I already brought up the big glass beer bottles in the first chapter. We had a round of Newcastles or something before the show started, which was innocent enough, and stood around getting acclimated. I was wondering if the GBV fans were all gonna show up late, because everybody in the club so far seemed unusually sedate, more like they were waiting for a Noam Chomsky lecture than a rock show. At GBV shows, I usually had to eyeball the crowd to try to figure out which jamokes were likely to want to punch me in the face for no reason and then make escape plans for avoiding them when things got roiling, but at this show, the crowd seemed to be full of 23-year-old versions of all my Swedish aunts and uncles -- to call them reserved and understated would be too reserved and understated. The type of people who, when you tell them a joke they find really hilarious, let you know by lifting the corners of their mouths slightly for about half a second. It was a rock club full of goddamn Garrison Keillor characters, for crying out loud.

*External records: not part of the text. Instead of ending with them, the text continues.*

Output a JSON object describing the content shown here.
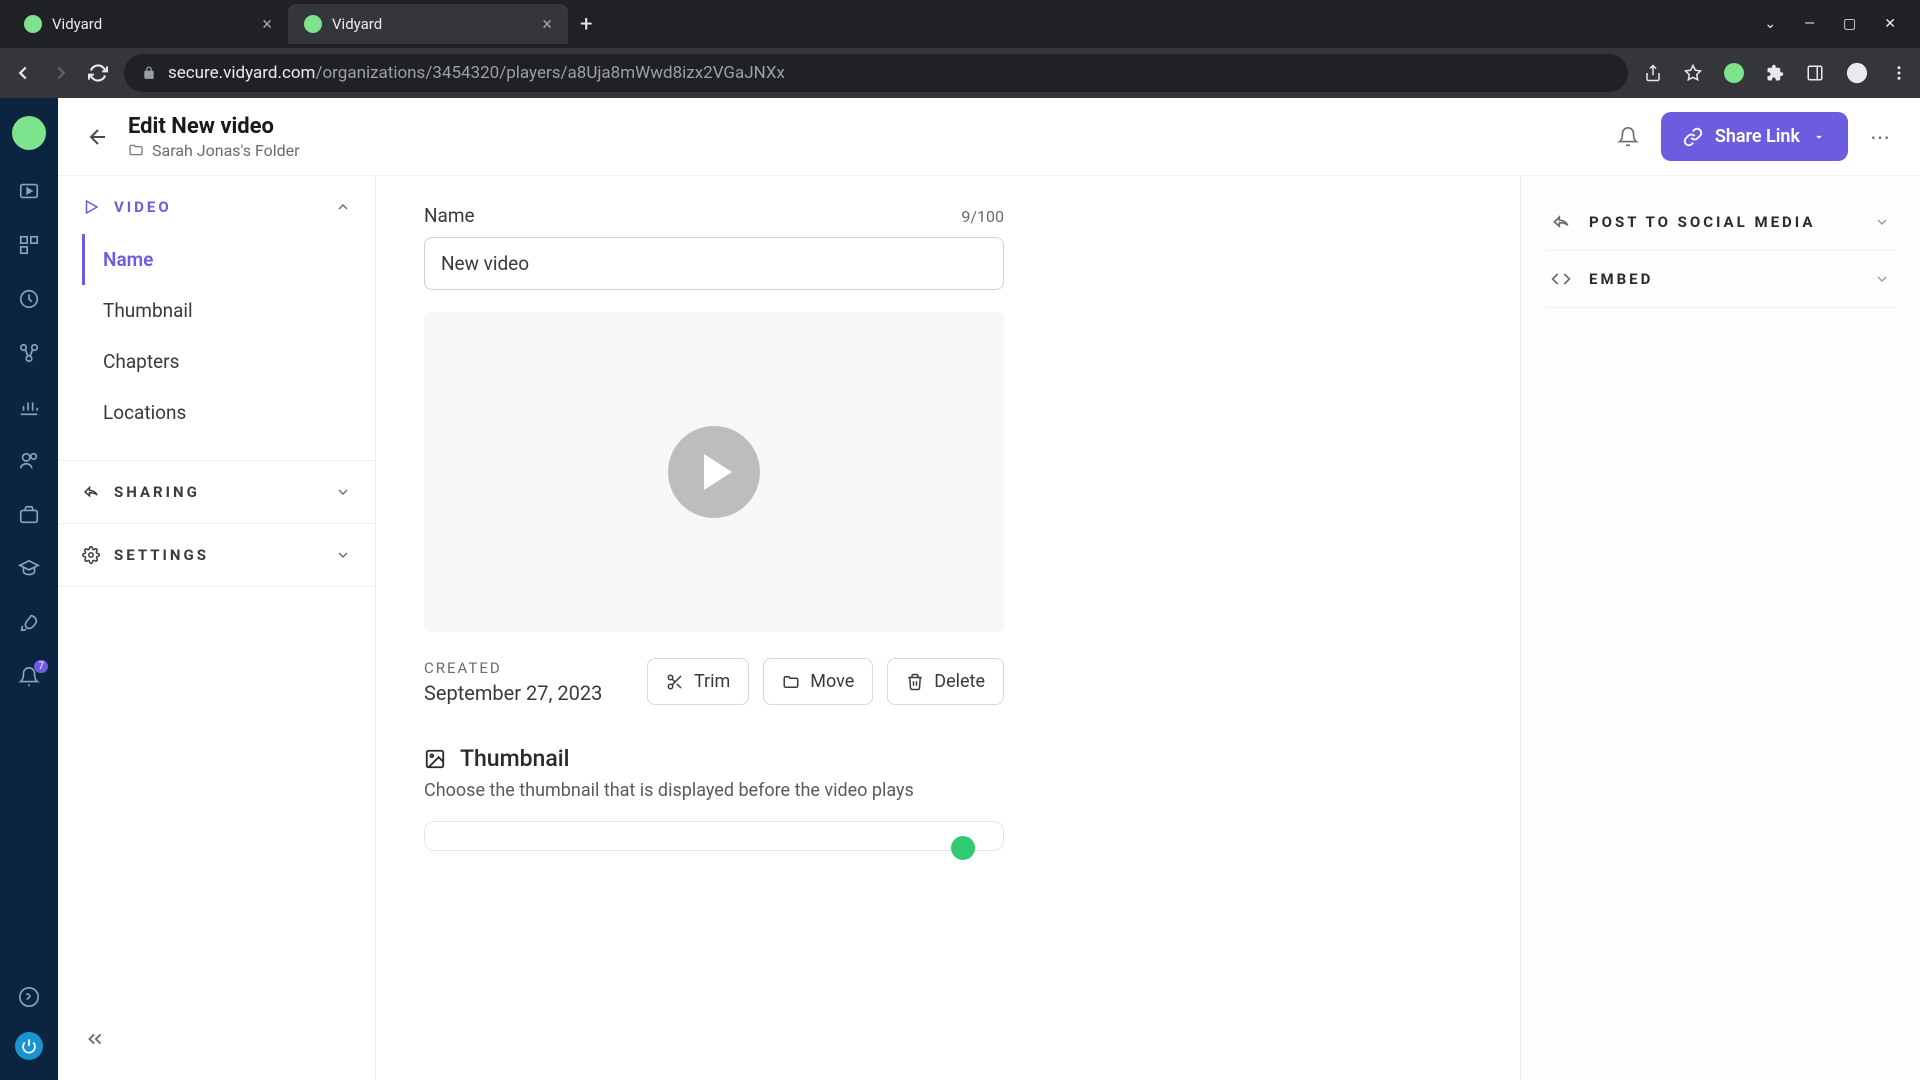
{
  "browser": {
    "tabs": [
      {
        "title": "Vidyard",
        "active": false
      },
      {
        "title": "Vidyard",
        "active": true
      }
    ],
    "url_domain": "secure.vidyard.com",
    "url_path": "/organizations/3454320/players/a8Uja8mWwd8izx2VGaJNXx"
  },
  "header": {
    "title": "Edit New video",
    "folder": "Sarah Jonas's Folder",
    "share_label": "Share Link"
  },
  "sidebar": {
    "sections": {
      "video": {
        "title": "VIDEO",
        "items": [
          "Name",
          "Thumbnail",
          "Chapters",
          "Locations"
        ],
        "active_index": 0
      },
      "sharing": {
        "title": "SHARING"
      },
      "settings": {
        "title": "SETTINGS"
      }
    }
  },
  "main": {
    "name_label": "Name",
    "name_count": "9/100",
    "name_value": "New video",
    "created_label": "CREATED",
    "created_value": "September 27, 2023",
    "actions": {
      "trim": "Trim",
      "move": "Move",
      "delete": "Delete"
    },
    "thumbnail_title": "Thumbnail",
    "thumbnail_desc": "Choose the thumbnail that is displayed before the video plays"
  },
  "right_panel": {
    "post_social": "POST TO SOCIAL MEDIA",
    "embed": "EMBED"
  },
  "rail": {
    "notif_count": "7"
  }
}
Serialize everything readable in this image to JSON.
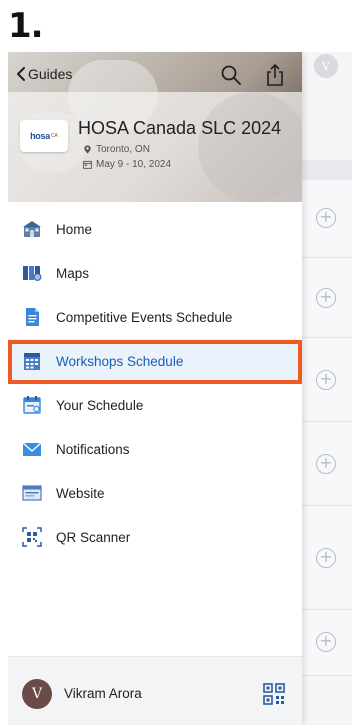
{
  "step_label": "1.",
  "header": {
    "back_label": "Guides",
    "event_title": "HOSA Canada SLC 2024",
    "location": "Toronto, ON",
    "dates": "May 9 - 10, 2024",
    "logo_text": "hosa",
    "logo_sub": "CA"
  },
  "nav": {
    "items": [
      {
        "label": "Home",
        "icon": "home-icon"
      },
      {
        "label": "Maps",
        "icon": "maps-icon"
      },
      {
        "label": "Competitive Events Schedule",
        "icon": "document-icon"
      },
      {
        "label": "Workshops Schedule",
        "icon": "calendar-list-icon"
      },
      {
        "label": "Your Schedule",
        "icon": "calendar-icon"
      },
      {
        "label": "Notifications",
        "icon": "mail-icon"
      },
      {
        "label": "Website",
        "icon": "browser-icon"
      },
      {
        "label": "QR Scanner",
        "icon": "qr-scan-icon"
      }
    ],
    "active_index": 3
  },
  "footer": {
    "user_initial": "V",
    "user_name": "Vikram Arora"
  },
  "background": {
    "avatar_initial": "V"
  },
  "colors": {
    "accent": "#1a5fb4",
    "highlight": "#ef5a24",
    "active_bg": "#eaf2fb"
  }
}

Mind you (and Feral Mom alluded to this in a comment to the first post), our group was not made up of what anybody would call hooligans. Or roustabouts. Or rowdies. Or even lunkheaded, corn-fed frat boys with heads full of baseball caps and rape fantasies -- which is what comprised GBV's standard audience in Chicago. We're all pretty much polite ... nerds. Nice people. (I mean, I'm listening to a Gordon Lightfoot song** right now, for Christ's sake.)

But unlike the fine local people, pink-cheeked with checked emotions, we weren't holding our feelings back. And we were feeling pretty exuberant. Not rude, not crazy, just exuberant. Which was no sin, so far.

Then GBV took the stage, and in line with our surging enthusiasm, three members of our six-person party decided to go on a beer run during about the second or third song without telling anybody else. So we all ended up with not just one, not two, but three sweaty 22-oz beer bottles in our soft uncallused college-educated fists.

And then, we started to dance.

To be continued ...


* Inspirational music suggestion, Alice Cooper's "It's Hot Tonight"

It's hot tonight
Too hot for talkin'
It's hot tonight

I sweat tonight
I sweat, no sleeping
It's too hot tonight

Dogs are barkin'
Cats are screamin'
Streets are steamin'
God's own heat's the devil's demon

My turn tonight
To burn with fever
I burn tonight

I smoke tonight
I'm all on fire
It's damn hot tonight

Summer nights they
Make me crazy
Make me all hazy

It's hot tonight
It's too hot for talkin'
It's hot tonight

I sweat tonight
I sweat, no sleeping
It's too hot tonight

Dogs are barkin'
Cats are screamin'
Streets are steamin'
God's own heat's the devil's demon, yeah

** "Alberta Bound"

There's kerosene around! (Never anything to do in this town ... lived here my whole life)

At Simon's Tavern last week, I mentioned, while discussing among a small group of rock and roll nerds the topic of the constant stream of rock band reunions (e.g., Gang of Four, Blue Cheer, Os Mutantes), that I would like to see Big Black reunite.

I was scoffed at. Scoffed! "Don't hold your breath," I think somebody said.


OK, can you keep a secret? We just found out about more bands playing the Touch and Go 25th Anniversary Celebration. The first? Arcwelder. They never come around any more, so here's your chance. Xerxes, Pull, Everest... they’ll be pulling songs from all the classics. It will be awesome.

But that’s not all. Get a load of this: Big Black is gonna play a couple songs. For real. Big Black. Now, they’re not playing a full set or anything... just a couple songs, but who cares how many they play? This is Big Black, playing live, for the first time in nearly 20 years! And it’s the old school line-up: Albini, Durango, Pezzati.